- Opening Delimiter -

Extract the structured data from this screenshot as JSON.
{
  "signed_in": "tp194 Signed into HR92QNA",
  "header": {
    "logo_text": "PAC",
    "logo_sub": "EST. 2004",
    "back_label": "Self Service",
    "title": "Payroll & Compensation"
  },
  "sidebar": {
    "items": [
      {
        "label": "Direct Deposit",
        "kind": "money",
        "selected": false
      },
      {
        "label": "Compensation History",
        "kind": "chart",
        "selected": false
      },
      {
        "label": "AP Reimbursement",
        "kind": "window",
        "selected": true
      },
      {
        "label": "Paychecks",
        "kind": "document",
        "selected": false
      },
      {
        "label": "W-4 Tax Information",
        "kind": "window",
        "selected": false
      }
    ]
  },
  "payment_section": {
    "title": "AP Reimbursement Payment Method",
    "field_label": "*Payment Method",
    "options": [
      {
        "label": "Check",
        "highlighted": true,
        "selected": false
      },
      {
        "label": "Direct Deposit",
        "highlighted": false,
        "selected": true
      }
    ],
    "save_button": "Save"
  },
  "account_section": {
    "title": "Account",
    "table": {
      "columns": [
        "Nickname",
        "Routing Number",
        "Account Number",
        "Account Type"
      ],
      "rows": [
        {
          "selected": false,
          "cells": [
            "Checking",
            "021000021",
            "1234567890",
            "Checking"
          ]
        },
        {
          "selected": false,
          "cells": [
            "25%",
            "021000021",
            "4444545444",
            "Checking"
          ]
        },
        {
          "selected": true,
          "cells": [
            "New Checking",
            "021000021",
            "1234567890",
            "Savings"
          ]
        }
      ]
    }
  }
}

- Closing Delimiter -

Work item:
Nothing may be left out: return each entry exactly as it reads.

Exercise response:
Extract the structured data from this screenshot as JSON.
{
  "signed_in": "tp194 Signed into HR92QNA",
  "header": {
    "logo_text": "PAC",
    "logo_sub": "EST. 2004",
    "back_label": "Self Service",
    "title": "Payroll & Compensation"
  },
  "sidebar": {
    "items": [
      {
        "label": "Direct Deposit",
        "kind": "money",
        "selected": false
      },
      {
        "label": "Compensation History",
        "kind": "chart",
        "selected": false
      },
      {
        "label": "AP Reimbursement",
        "kind": "window",
        "selected": true
      },
      {
        "label": "Paychecks",
        "kind": "document",
        "selected": false
      },
      {
        "label": "W-4 Tax Information",
        "kind": "window",
        "selected": false
      }
    ]
  },
  "payment_section": {
    "title": "AP Reimbursement Payment Method",
    "field_label": "*Payment Method",
    "options": [
      {
        "label": "Check",
        "highlighted": true,
        "selected": false
      },
      {
        "label": "Direct Deposit",
        "highlighted": false,
        "selected": true
      }
    ],
    "save_button": "Save"
  },
  "account_section": {
    "title": "Account",
    "table": {
      "columns": [
        "Nickname",
        "Routing Number",
        "Account Number",
        "Account Type"
      ],
      "rows": [
        {
          "selected": false,
          "cells": [
            "Checking",
            "021000021",
            "1234567890",
            "Checking"
          ]
        },
        {
          "selected": false,
          "cells": [
            "25%",
            "021000021",
            "4444545444",
            "Checking"
          ]
        },
        {
          "selected": true,
          "cells": [
            "New Checking",
            "021000021",
            "1234567890",
            "Savings"
          ]
        }
      ]
    }
  }
}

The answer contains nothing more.